- “How would your friends / colleagues describe you?” To answer this question, follow the same advice that we have given in relation to your strengths and weaknesses.
- “Why are you leaving (or why have you left) your job? It is best to talk straightforwardly, focusing on the facts. Try to direct your response to the future instead of dwelling on the past.
With regard to your skills, they’ll usually be interested in questions like: “Why should we hire you?” In this case, what you have to do is sell yourself as concisely as you can. Prepare a short speech about why they should give you the job.
Another question that you may have to answer is: “Why do you want this job?” This is your chance to show the interviewer what you know about the position or the company. Be specific and mention the points that make you interested in this particular position in this company.
If asked, “How do you handle stress and pressure?” it’s best to answer with an example that shows how you have managed a stressful situation in the past. The same goes if they ask you to describe a complicated situation that you’ve come across in your career – “Describe a difficult work situation you’ve had to handle.”
If you feel a little insecure about your English, we recommend that you speak slowly and vocalize. Try not to make your answers too long, but don’t only speak in monosyllables. Listen carefully to the questions and if something isn’t clear, ask the interviewer to repeat the question or idea. Your interviewer will probably explain it again in more detail or by using different vocabulary.
Remember that it never hurts to practice with a bilingual friend. However, if you don’t think any of your friends has a good enough level of English, don’t worry! Fortunately, we live in the age of technology! Here you can find a free, interactive app that will help you practice for an interview. While on this page you’ll find a series of interview simulations so you can practice online.
Finally, don’t forget to follow up your interview with a thank-you note, sent by either email or post.
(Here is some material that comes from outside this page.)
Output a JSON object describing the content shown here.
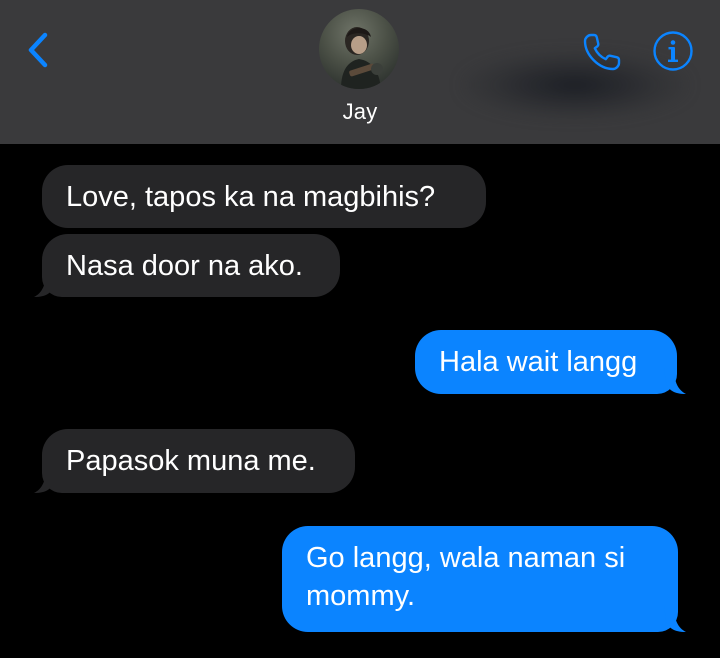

This will remind the interviewer of your application and help to reinforce the idea that you’re really interested in the position. This step will differentiate you from the other candidates who almost always forget it.